JASRAC Crackdown

Japan’s Fair Trade Commission told the Japanese Society for Rights of Authors, Composers and Publishers (JASRAC) to stop collecting usage fees because it suspects the organization’s operations violate anti-monopoly regulations.

For years, music insiders have complained that JASRAC’s monopoly on copyright fees has stifled competition in Japan.
JASRAC represents about 99 percent of the copyright holders in the ¥26 billion ($288 million) Japanese music industry.

The organization receives a flat 1.5 percent of all revenue made by the country’s broadcasters regardless of how often JASRAC-controlled material is aired by a particular broadcaster.

Consequently, when a TV or radio station plays a song not under JASRAC’s control, it has to pay a separate fee to the organization managing that copyright.

Because the broadcaster is already playing a blanket fee to JASRAC, it usually decides not to play non-JASRAC tunes. Consequently, writers and publishers go with JASRAC, assuming it’s the only way to get airtime.

The FTC will probably ask JASRAC to change its practice from a blanket fee to a simple per-song fee based on frequency of usage, according to Kyodo New Service.

JASRAC is the only entity in Japan that has been officially authorized by the Agency for Cultural Affairs to collect music copyright fees.

It wasn’t until 2001 that other organizations were allowed to enter the copyright management field.

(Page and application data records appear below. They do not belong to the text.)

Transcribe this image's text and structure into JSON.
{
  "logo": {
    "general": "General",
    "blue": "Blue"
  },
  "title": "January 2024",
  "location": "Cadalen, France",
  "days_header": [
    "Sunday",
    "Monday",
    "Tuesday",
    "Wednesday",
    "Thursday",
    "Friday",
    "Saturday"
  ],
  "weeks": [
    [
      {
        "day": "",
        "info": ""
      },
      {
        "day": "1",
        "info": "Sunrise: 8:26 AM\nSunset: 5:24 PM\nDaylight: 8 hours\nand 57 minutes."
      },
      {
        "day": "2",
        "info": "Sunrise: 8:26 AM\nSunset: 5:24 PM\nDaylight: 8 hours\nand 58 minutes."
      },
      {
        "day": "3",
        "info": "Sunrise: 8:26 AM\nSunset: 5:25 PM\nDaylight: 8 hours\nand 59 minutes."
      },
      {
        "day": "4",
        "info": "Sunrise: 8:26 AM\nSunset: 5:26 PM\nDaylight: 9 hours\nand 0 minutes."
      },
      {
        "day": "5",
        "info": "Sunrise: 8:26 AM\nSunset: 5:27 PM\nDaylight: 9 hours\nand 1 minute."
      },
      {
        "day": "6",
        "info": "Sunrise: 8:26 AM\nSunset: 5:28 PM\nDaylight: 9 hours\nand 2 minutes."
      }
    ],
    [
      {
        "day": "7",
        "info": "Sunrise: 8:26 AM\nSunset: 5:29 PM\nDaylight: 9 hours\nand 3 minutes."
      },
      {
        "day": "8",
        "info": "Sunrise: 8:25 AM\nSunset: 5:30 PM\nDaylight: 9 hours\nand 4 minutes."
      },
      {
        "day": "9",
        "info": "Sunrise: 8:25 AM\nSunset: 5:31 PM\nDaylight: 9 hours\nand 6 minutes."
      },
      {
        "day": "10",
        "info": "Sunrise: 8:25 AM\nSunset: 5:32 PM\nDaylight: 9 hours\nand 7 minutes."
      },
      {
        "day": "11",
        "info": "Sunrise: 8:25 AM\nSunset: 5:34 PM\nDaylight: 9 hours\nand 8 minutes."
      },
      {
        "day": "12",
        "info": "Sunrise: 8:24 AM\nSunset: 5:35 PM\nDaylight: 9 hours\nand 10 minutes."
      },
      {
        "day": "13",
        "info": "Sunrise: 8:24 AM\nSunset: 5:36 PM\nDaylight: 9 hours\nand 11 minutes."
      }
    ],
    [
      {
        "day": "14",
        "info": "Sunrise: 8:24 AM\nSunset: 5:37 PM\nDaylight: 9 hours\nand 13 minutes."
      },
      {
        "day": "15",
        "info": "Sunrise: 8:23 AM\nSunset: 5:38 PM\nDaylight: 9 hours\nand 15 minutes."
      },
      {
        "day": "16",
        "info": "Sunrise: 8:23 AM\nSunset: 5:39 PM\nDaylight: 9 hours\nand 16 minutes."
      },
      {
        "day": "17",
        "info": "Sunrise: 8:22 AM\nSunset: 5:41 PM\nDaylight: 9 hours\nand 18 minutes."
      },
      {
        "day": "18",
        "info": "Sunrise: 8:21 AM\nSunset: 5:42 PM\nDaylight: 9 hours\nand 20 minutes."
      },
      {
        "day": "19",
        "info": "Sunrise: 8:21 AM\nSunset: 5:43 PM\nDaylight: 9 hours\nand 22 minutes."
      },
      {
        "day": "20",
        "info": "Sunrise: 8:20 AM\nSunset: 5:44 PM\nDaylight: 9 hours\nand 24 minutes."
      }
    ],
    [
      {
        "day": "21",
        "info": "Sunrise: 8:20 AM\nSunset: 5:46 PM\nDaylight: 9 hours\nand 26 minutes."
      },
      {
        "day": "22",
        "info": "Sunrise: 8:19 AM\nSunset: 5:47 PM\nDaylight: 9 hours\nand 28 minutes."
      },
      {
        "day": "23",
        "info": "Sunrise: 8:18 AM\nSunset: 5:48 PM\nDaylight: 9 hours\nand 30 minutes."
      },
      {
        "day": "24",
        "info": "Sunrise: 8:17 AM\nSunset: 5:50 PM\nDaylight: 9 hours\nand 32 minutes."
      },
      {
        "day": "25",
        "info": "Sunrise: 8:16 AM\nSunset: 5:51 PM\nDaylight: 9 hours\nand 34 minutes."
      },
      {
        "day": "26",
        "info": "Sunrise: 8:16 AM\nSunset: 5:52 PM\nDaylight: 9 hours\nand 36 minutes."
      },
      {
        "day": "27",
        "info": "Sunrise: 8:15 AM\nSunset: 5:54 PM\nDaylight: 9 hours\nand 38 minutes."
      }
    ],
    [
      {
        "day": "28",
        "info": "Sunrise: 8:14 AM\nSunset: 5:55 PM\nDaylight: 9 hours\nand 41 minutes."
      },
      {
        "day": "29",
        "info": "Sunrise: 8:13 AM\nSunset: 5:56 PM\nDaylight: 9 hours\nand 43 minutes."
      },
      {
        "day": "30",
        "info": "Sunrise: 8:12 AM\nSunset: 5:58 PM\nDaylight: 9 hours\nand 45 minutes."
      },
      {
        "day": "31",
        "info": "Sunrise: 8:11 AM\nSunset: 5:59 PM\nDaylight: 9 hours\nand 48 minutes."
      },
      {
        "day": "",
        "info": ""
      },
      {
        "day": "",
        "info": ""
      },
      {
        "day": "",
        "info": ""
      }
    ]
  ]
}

In fiscal 2007, JASRAC collected an estimated ¥115 billion ($1.27 billion) in fees.